Task statement: Copy the entries below word for word, but omit any pictures they contain.
=== Material for the task ===
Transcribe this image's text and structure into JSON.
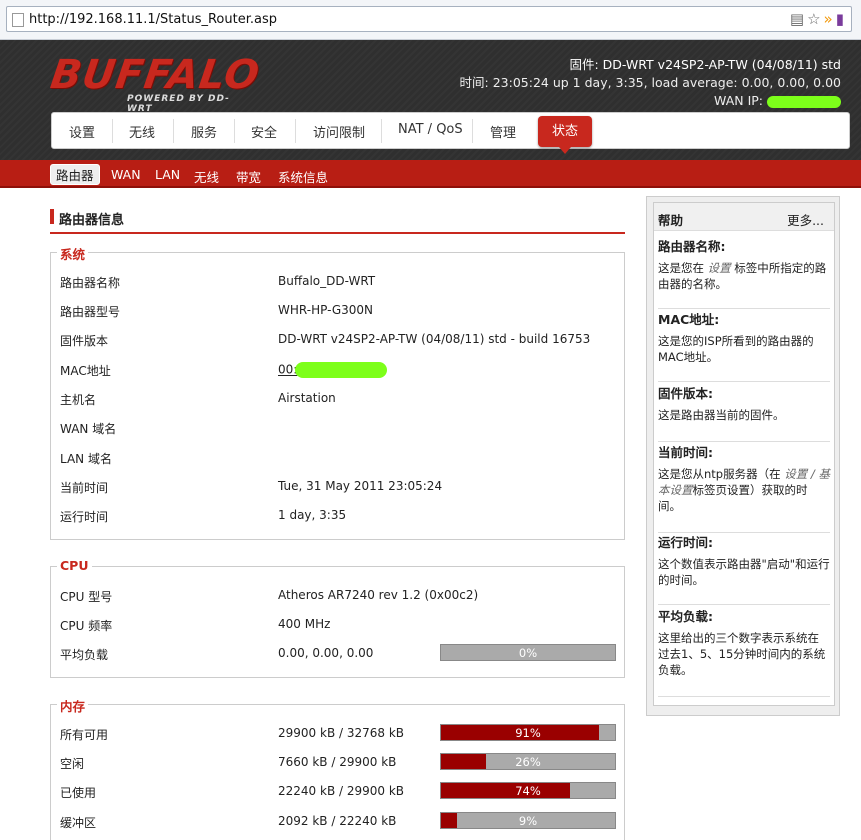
{
  "browser": {
    "url": "http://192.168.11.1/Status_Router.asp"
  },
  "header": {
    "logo_text": "BUFFALO",
    "logo_sub": "POWERED BY DD-WRT",
    "firmware_line": "固件: DD-WRT v24SP2-AP-TW (04/08/11) std",
    "time_line": "时间: 23:05:24 up 1 day, 3:35, load average: 0.00, 0.00, 0.00",
    "wan_ip_label": "WAN IP: "
  },
  "mainnav": {
    "items": [
      "设置",
      "无线",
      "服务",
      "安全",
      "访问限制",
      "NAT / QoS",
      "管理"
    ],
    "active": "状态"
  },
  "subnav": {
    "current": "路由器",
    "items": [
      "WAN",
      "LAN",
      "无线",
      "带宽",
      "系统信息"
    ]
  },
  "page": {
    "title": "路由器信息"
  },
  "system": {
    "legend": "系统",
    "rows": [
      {
        "label": "路由器名称",
        "value": "Buffalo_DD-WRT"
      },
      {
        "label": "路由器型号",
        "value": "WHR-HP-G300N"
      },
      {
        "label": "固件版本",
        "value": "DD-WRT v24SP2-AP-TW (04/08/11) std - build 16753"
      },
      {
        "label": "MAC地址",
        "value": "00:"
      },
      {
        "label": "主机名",
        "value": "Airstation"
      },
      {
        "label": "WAN 域名",
        "value": ""
      },
      {
        "label": "LAN 域名",
        "value": ""
      },
      {
        "label": "当前时间",
        "value": "Tue, 31 May 2011 23:05:24"
      },
      {
        "label": "运行时间",
        "value": "1 day, 3:35"
      }
    ]
  },
  "cpu": {
    "legend": "CPU",
    "rows": [
      {
        "label": "CPU 型号",
        "value": "Atheros AR7240 rev 1.2 (0x00c2)"
      },
      {
        "label": "CPU 频率",
        "value": "400 MHz"
      },
      {
        "label": "平均负载",
        "value": "0.00, 0.00, 0.00",
        "percent": 0,
        "percent_label": "0%"
      }
    ]
  },
  "memory": {
    "legend": "内存",
    "rows": [
      {
        "label": "所有可用",
        "value": "29900 kB / 32768 kB",
        "percent": 91,
        "percent_label": "91%"
      },
      {
        "label": "空闲",
        "value": "7660 kB / 29900 kB",
        "percent": 26,
        "percent_label": "26%"
      },
      {
        "label": "已使用",
        "value": "22240 kB / 29900 kB",
        "percent": 74,
        "percent_label": "74%"
      },
      {
        "label": "缓冲区",
        "value": "2092 kB / 22240 kB",
        "percent": 9,
        "percent_label": "9%"
      }
    ]
  },
  "help": {
    "title": "帮助",
    "more": "更多...",
    "sections": [
      {
        "title": "路由器名称:",
        "text_a": "这是您在 ",
        "text_em": "设置",
        "text_b": " 标签中所指定的路由器的名称。"
      },
      {
        "title": "MAC地址:",
        "text_a": "这是您的ISP所看到的路由器的MAC地址。",
        "text_em": "",
        "text_b": ""
      },
      {
        "title": "固件版本:",
        "text_a": "这是路由器当前的固件。",
        "text_em": "",
        "text_b": ""
      },
      {
        "title": "当前时间:",
        "text_a": "这是您从ntp服务器（在 ",
        "text_em": "设置 / 基本设置",
        "text_b": "标签页设置）获取的时间。"
      },
      {
        "title": "运行时间:",
        "text_a": "这个数值表示路由器\"启动\"和运行的时间。",
        "text_em": "",
        "text_b": ""
      },
      {
        "title": "平均负载:",
        "text_a": "这里给出的三个数字表示系统在过去1、5、15分钟时间内的系统负载。",
        "text_em": "",
        "text_b": ""
      }
    ]
  },
  "colors": {
    "brand_red": "#c8281e",
    "bar_fill": "#9a0000",
    "bar_bg": "#aaaaaa",
    "redaction_green": "#7dff1a"
  }
}
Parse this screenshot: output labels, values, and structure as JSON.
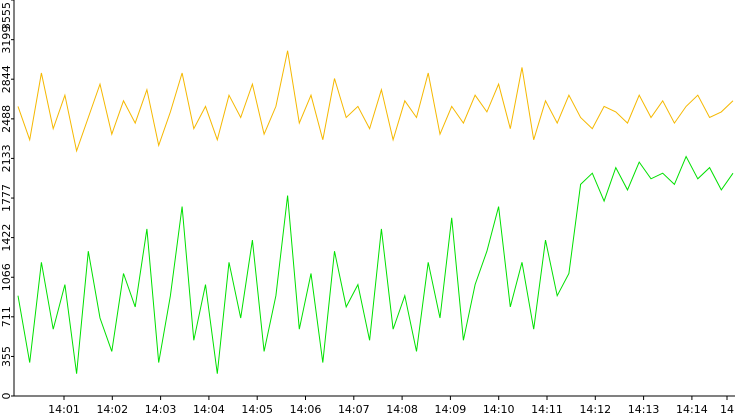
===
Result for this task:
Transcribe this image's text and structure into JSON.
{
  "browser": {
    "url": "http://192.168.11.1/Status_Router.asp"
  },
  "header": {
    "logo_text": "BUFFALO",
    "logo_sub": "POWERED BY DD-WRT",
    "firmware_line": "固件: DD-WRT v24SP2-AP-TW (04/08/11) std",
    "time_line": "时间: 23:05:24 up 1 day, 3:35, load average: 0.00, 0.00, 0.00",
    "wan_ip_label": "WAN IP: "
  },
  "mainnav": {
    "items": [
      "设置",
      "无线",
      "服务",
      "安全",
      "访问限制",
      "NAT / QoS",
      "管理"
    ],
    "active": "状态"
  },
  "subnav": {
    "current": "路由器",
    "items": [
      "WAN",
      "LAN",
      "无线",
      "带宽",
      "系统信息"
    ]
  },
  "page": {
    "title": "路由器信息"
  },
  "system": {
    "legend": "系统",
    "rows": [
      {
        "label": "路由器名称",
        "value": "Buffalo_DD-WRT"
      },
      {
        "label": "路由器型号",
        "value": "WHR-HP-G300N"
      },
      {
        "label": "固件版本",
        "value": "DD-WRT v24SP2-AP-TW (04/08/11) std - build 16753"
      },
      {
        "label": "MAC地址",
        "value": "00:"
      },
      {
        "label": "主机名",
        "value": "Airstation"
      },
      {
        "label": "WAN 域名",
        "value": ""
      },
      {
        "label": "LAN 域名",
        "value": ""
      },
      {
        "label": "当前时间",
        "value": "Tue, 31 May 2011 23:05:24"
      },
      {
        "label": "运行时间",
        "value": "1 day, 3:35"
      }
    ]
  },
  "cpu": {
    "legend": "CPU",
    "rows": [
      {
        "label": "CPU 型号",
        "value": "Atheros AR7240 rev 1.2 (0x00c2)"
      },
      {
        "label": "CPU 频率",
        "value": "400 MHz"
      },
      {
        "label": "平均负载",
        "value": "0.00, 0.00, 0.00",
        "percent": 0,
        "percent_label": "0%"
      }
    ]
  },
  "memory": {
    "legend": "内存",
    "rows": [
      {
        "label": "所有可用",
        "value": "29900 kB / 32768 kB",
        "percent": 91,
        "percent_label": "91%"
      },
      {
        "label": "空闲",
        "value": "7660 kB / 29900 kB",
        "percent": 26,
        "percent_label": "26%"
      },
      {
        "label": "已使用",
        "value": "22240 kB / 29900 kB",
        "percent": 74,
        "percent_label": "74%"
      },
      {
        "label": "缓冲区",
        "value": "2092 kB / 22240 kB",
        "percent": 9,
        "percent_label": "9%"
      }
    ]
  },
  "help": {
    "title": "帮助",
    "more": "更多...",
    "sections": [
      {
        "title": "路由器名称:",
        "text_a": "这是您在 ",
        "text_em": "设置",
        "text_b": " 标签中所指定的路由器的名称。"
      },
      {
        "title": "MAC地址:",
        "text_a": "这是您的ISP所看到的路由器的MAC地址。",
        "text_em": "",
        "text_b": ""
      },
      {
        "title": "固件版本:",
        "text_a": "这是路由器当前的固件。",
        "text_em": "",
        "text_b": ""
      },
      {
        "title": "当前时间:",
        "text_a": "这是您从ntp服务器（在 ",
        "text_em": "设置 / 基本设置",
        "text_b": "标签页设置）获取的时间。"
      },
      {
        "title": "运行时间:",
        "text_a": "这个数值表示路由器\"启动\"和运行的时间。",
        "text_em": "",
        "text_b": ""
      },
      {
        "title": "平均负载:",
        "text_a": "这里给出的三个数字表示系统在过去1、5、15分钟时间内的系统负载。",
        "text_em": "",
        "text_b": ""
      }
    ]
  },
  "colors": {
    "brand_red": "#c8281e",
    "bar_fill": "#9a0000",
    "bar_bg": "#aaaaaa",
    "redaction_green": "#7dff1a"
  }
}
Parse this screenshot: output labels, values, and structure as JSON.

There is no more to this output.